■ **Problem description**
Across all the entries below, count each line that holds "title" and report the figure only.

Segment Start: Material provided

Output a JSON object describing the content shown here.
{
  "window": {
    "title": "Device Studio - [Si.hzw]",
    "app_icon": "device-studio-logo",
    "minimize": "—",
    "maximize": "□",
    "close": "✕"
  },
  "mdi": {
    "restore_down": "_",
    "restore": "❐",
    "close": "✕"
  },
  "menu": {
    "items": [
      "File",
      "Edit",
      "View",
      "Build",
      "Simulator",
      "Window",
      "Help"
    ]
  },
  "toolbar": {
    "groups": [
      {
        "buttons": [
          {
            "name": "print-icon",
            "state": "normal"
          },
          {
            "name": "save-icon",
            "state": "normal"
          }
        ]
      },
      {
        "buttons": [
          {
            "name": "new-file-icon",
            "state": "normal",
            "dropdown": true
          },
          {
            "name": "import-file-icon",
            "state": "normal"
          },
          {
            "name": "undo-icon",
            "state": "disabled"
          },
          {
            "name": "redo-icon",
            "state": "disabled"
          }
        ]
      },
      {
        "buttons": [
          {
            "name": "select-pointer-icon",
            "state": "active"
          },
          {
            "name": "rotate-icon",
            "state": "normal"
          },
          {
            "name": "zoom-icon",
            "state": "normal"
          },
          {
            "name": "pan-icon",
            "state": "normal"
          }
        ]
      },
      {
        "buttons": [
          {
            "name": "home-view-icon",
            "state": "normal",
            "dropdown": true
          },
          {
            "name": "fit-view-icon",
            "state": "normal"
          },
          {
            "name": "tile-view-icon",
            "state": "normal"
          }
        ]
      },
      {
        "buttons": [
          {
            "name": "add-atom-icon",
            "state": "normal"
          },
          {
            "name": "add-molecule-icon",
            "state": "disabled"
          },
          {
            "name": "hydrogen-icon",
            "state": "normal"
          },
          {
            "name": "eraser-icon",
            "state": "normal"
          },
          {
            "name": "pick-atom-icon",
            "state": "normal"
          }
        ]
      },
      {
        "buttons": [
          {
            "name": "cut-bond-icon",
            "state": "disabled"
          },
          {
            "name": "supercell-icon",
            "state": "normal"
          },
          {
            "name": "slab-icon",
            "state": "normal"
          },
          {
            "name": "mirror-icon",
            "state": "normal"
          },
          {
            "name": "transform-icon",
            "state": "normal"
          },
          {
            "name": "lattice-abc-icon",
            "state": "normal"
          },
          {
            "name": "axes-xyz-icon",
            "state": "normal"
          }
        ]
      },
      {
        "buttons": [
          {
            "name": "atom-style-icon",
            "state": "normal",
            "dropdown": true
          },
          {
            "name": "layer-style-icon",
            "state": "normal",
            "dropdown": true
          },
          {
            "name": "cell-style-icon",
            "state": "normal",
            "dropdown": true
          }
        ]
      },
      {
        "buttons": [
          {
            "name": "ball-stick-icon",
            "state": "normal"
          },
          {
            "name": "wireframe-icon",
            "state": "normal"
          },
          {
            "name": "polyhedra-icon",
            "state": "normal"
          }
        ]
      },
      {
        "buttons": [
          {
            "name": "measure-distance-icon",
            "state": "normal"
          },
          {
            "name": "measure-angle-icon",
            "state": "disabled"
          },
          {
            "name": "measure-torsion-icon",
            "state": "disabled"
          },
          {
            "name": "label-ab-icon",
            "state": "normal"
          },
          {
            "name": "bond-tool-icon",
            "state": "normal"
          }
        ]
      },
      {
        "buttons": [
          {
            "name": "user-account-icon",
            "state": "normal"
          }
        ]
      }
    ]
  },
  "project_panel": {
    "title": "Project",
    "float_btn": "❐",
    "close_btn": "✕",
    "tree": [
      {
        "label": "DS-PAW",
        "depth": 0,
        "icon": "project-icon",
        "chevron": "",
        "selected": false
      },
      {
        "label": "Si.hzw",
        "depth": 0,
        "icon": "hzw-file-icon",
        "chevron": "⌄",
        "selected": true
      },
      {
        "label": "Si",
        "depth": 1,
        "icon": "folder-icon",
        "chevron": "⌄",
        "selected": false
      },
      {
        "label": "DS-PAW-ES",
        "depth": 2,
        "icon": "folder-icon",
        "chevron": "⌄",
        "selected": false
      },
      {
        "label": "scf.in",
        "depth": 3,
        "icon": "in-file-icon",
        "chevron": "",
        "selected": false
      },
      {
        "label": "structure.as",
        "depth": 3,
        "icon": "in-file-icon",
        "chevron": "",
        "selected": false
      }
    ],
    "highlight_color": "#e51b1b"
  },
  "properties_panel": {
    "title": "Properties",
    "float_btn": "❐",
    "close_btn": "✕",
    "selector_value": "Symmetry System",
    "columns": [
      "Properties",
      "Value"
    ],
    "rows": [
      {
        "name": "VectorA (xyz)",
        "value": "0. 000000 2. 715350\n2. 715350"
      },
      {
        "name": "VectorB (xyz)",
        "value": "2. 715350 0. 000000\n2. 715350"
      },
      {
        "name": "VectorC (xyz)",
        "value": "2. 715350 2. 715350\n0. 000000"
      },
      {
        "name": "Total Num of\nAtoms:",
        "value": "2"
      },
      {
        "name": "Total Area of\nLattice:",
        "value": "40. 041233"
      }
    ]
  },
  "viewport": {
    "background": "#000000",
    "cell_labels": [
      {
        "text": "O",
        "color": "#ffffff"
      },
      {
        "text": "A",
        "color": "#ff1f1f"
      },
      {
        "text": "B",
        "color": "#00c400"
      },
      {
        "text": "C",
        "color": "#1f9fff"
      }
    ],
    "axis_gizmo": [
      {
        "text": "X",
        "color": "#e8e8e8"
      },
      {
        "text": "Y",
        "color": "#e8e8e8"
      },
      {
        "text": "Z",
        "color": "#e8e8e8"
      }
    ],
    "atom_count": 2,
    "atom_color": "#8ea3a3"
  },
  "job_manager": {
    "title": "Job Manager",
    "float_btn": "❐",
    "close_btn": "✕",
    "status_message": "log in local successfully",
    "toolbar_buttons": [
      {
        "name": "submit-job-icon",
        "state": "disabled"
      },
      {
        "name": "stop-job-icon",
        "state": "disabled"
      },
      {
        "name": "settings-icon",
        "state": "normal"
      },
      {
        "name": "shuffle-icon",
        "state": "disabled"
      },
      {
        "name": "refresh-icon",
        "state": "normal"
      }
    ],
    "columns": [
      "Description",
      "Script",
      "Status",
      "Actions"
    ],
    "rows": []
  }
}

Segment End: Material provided

■ **Reply to the task**
4